RAW DATA section start

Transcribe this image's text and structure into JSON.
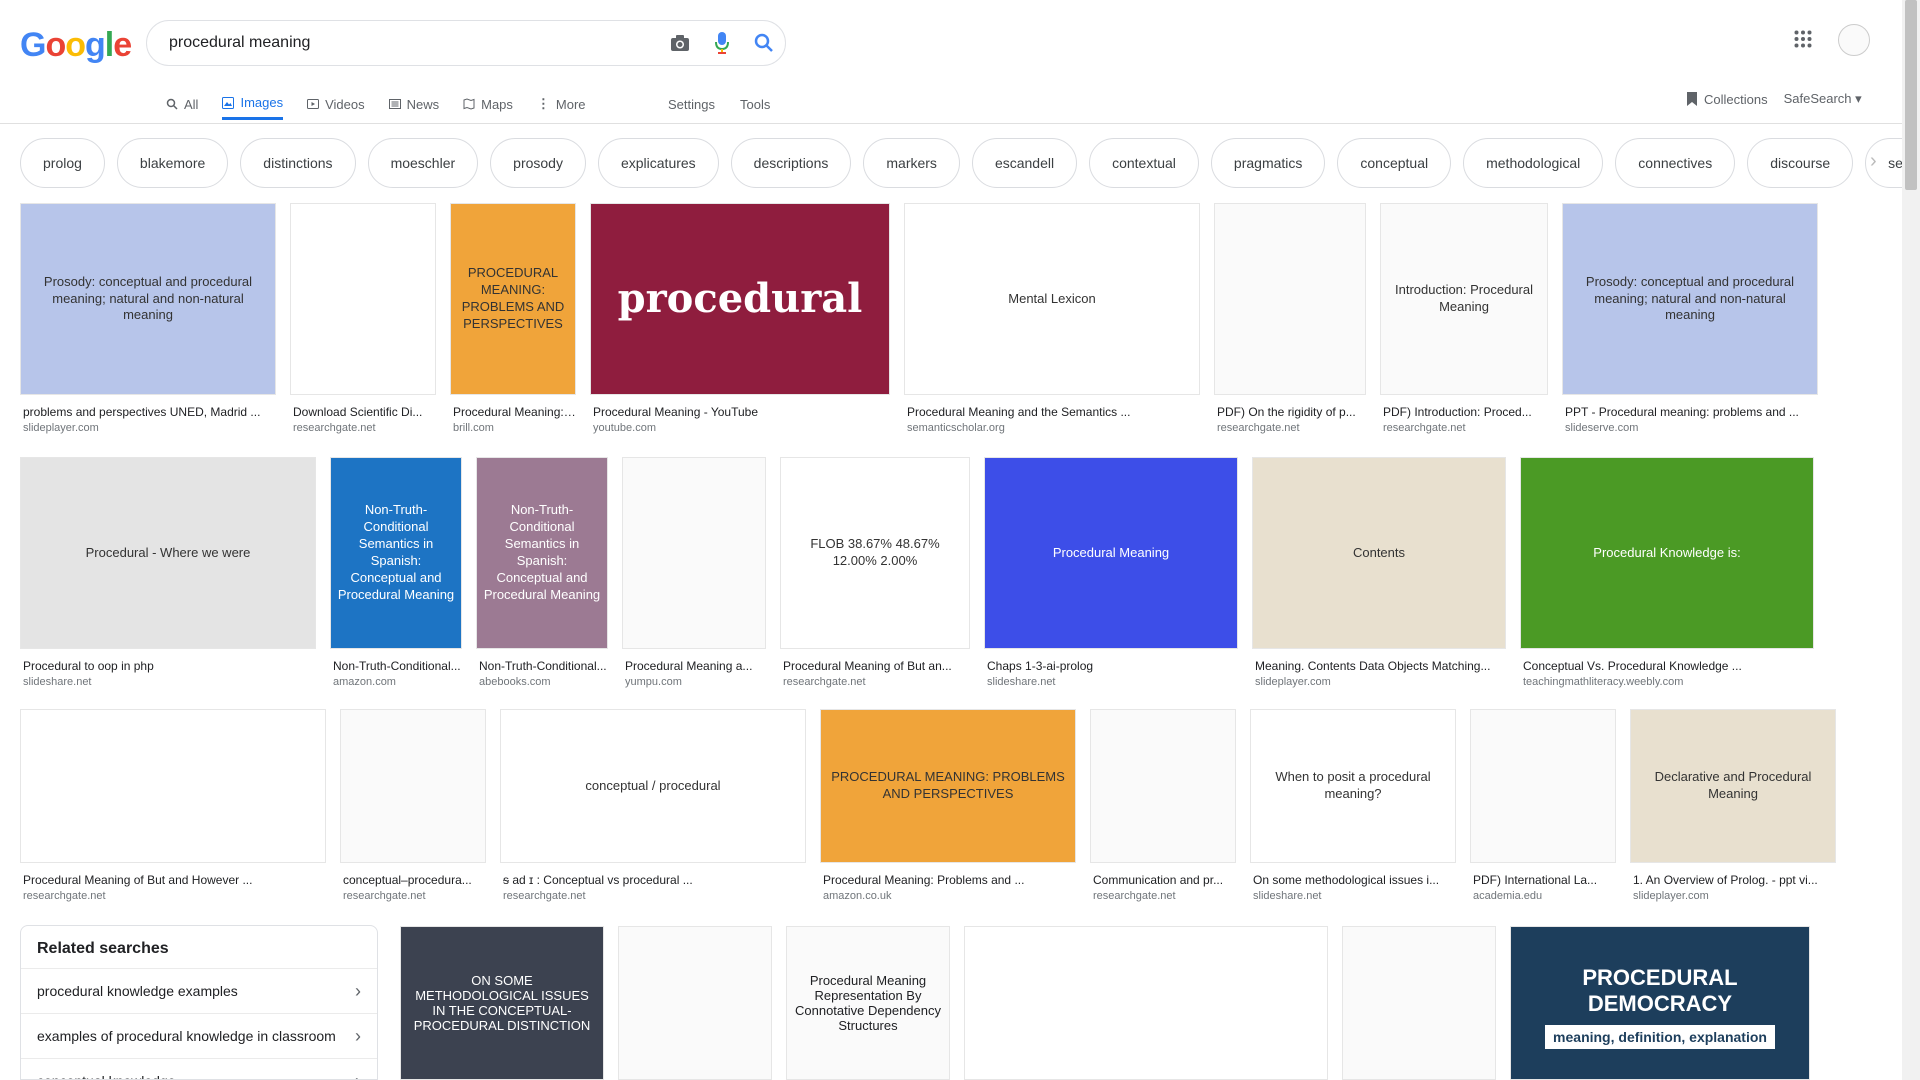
{
  "search": {
    "query": "procedural meaning"
  },
  "logo": "Google",
  "tabs": [
    {
      "label": "All",
      "icon": "search-icon"
    },
    {
      "label": "Images",
      "icon": "image-icon"
    },
    {
      "label": "Videos",
      "icon": "video-icon"
    },
    {
      "label": "News",
      "icon": "news-icon"
    },
    {
      "label": "Maps",
      "icon": "map-icon"
    },
    {
      "label": "More",
      "icon": "more-vert-icon"
    }
  ],
  "tools": {
    "settings": "Settings",
    "tools": "Tools",
    "collections": "Collections",
    "safesearch": "SafeSearch"
  },
  "chips": [
    "prolog",
    "blakemore",
    "distinctions",
    "moeschler",
    "prosody",
    "explicatures",
    "descriptions",
    "markers",
    "escandell",
    "contextual",
    "pragmatics",
    "conceptual",
    "methodological",
    "connectives",
    "discourse",
    "semantics"
  ],
  "row1": [
    {
      "caption": "problems and perspectives UNED, Madrid ...",
      "source": "slideplayer.com",
      "thumb": "Prosody: conceptual and procedural meaning; natural and non-natural meaning",
      "bg": "#b7c5ea"
    },
    {
      "caption": "Download Scientific Di...",
      "source": "researchgate.net",
      "thumb": "",
      "bg": "#ffffff"
    },
    {
      "caption": "Procedural Meaning: ...",
      "source": "brill.com",
      "thumb": "PROCEDURAL MEANING: PROBLEMS AND PERSPECTIVES",
      "bg": "#f0a43a"
    },
    {
      "caption": "Procedural Meaning - YouTube",
      "source": "youtube.com",
      "thumb": "procedural",
      "bg": "#8f1d3e"
    },
    {
      "caption": "Procedural Meaning and the Semantics ...",
      "source": "semanticscholar.org",
      "thumb": "Mental Lexicon",
      "bg": "#ffffff"
    },
    {
      "caption": "PDF) On the rigidity of p...",
      "source": "researchgate.net",
      "thumb": "",
      "bg": "#fafafa"
    },
    {
      "caption": "PDF) Introduction: Proced...",
      "source": "researchgate.net",
      "thumb": "Introduction: Procedural Meaning",
      "bg": "#fafafa"
    },
    {
      "caption": "PPT - Procedural meaning: problems and ...",
      "source": "slideserve.com",
      "thumb": "Prosody: conceptual and procedural meaning; natural and non-natural meaning",
      "bg": "#b7c5ea"
    }
  ],
  "row2": [
    {
      "caption": "Procedural to oop in php",
      "source": "slideshare.net",
      "thumb": "Procedural - Where we were",
      "bg": "#e4e4e4"
    },
    {
      "caption": "Non-Truth-Conditional...",
      "source": "amazon.com",
      "thumb": "Non-Truth-Conditional Semantics in Spanish: Conceptual and Procedural Meaning",
      "bg": "#1d74c4"
    },
    {
      "caption": "Non-Truth-Conditional...",
      "source": "abebooks.com",
      "thumb": "Non-Truth-Conditional Semantics in Spanish: Conceptual and Procedural Meaning",
      "bg": "#9c7a93"
    },
    {
      "caption": "Procedural Meaning a...",
      "source": "yumpu.com",
      "thumb": "",
      "bg": "#fafafa"
    },
    {
      "caption": "Procedural Meaning of But an...",
      "source": "researchgate.net",
      "thumb": "FLOB 38.67% 48.67% 12.00% 2.00%",
      "bg": "#ffffff"
    },
    {
      "caption": "Chaps 1-3-ai-prolog",
      "source": "slideshare.net",
      "thumb": "Procedural Meaning",
      "bg": "#3d4ee8"
    },
    {
      "caption": "Meaning. Contents Data Objects Matching...",
      "source": "slideplayer.com",
      "thumb": "Contents",
      "bg": "#e8e0cf"
    },
    {
      "caption": "Conceptual Vs. Procedural Knowledge ...",
      "source": "teachingmathliteracy.weebly.com",
      "thumb": "Procedural Knowledge is:",
      "bg": "#4b9a25"
    }
  ],
  "row3": [
    {
      "caption": "Procedural Meaning of But and However ...",
      "source": "researchgate.net",
      "thumb": "",
      "bg": "#ffffff"
    },
    {
      "caption": "conceptual–procedura...",
      "source": "researchgate.net",
      "thumb": "",
      "bg": "#fafafa"
    },
    {
      "caption": "ᵴ ad ɪ : Conceptual vs procedural ...",
      "source": "researchgate.net",
      "thumb": "conceptual / procedural",
      "bg": "#ffffff"
    },
    {
      "caption": "Procedural Meaning: Problems and ...",
      "source": "amazon.co.uk",
      "thumb": "PROCEDURAL MEANING: PROBLEMS AND PERSPECTIVES",
      "bg": "#f0a43a"
    },
    {
      "caption": "Communication and pr...",
      "source": "researchgate.net",
      "thumb": "",
      "bg": "#fafafa"
    },
    {
      "caption": "On some methodological issues i...",
      "source": "slideshare.net",
      "thumb": "When to posit a procedural meaning?",
      "bg": "#ffffff"
    },
    {
      "caption": "PDF) International La...",
      "source": "academia.edu",
      "thumb": "",
      "bg": "#fafafa"
    },
    {
      "caption": "1. An Overview of Prolog. - ppt vi...",
      "source": "slideplayer.com",
      "thumb": "Declarative and Procedural Meaning",
      "bg": "#e8e0cf"
    }
  ],
  "related": {
    "title": "Related searches",
    "items": [
      "procedural knowledge examples",
      "examples of procedural knowledge in classroom",
      "conceptual knowledge"
    ]
  },
  "row4": [
    {
      "thumb": "ON SOME METHODOLOGICAL ISSUES IN THE CONCEPTUAL-PROCEDURAL DISTINCTION",
      "bg": "#3c4250"
    },
    {
      "thumb": "",
      "bg": "#fafafa"
    },
    {
      "thumb": "Procedural Meaning Representation By Connotative Dependency Structures",
      "bg": "#fafafa"
    },
    {
      "thumb": "",
      "bg": "#ffffff"
    },
    {
      "thumb": "",
      "bg": "#fafafa"
    },
    {
      "thumb": "PROCEDURAL DEMOCRACY",
      "bg": "#1d3e5c"
    }
  ],
  "row4_extra": {
    "subtitle": "meaning, definition, explanation"
  }
}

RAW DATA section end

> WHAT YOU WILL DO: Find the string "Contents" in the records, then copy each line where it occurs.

> WORKED SOLUTION:
      "caption": "Meaning. Contents Data Objects Matching...",
      "thumb": "Contents",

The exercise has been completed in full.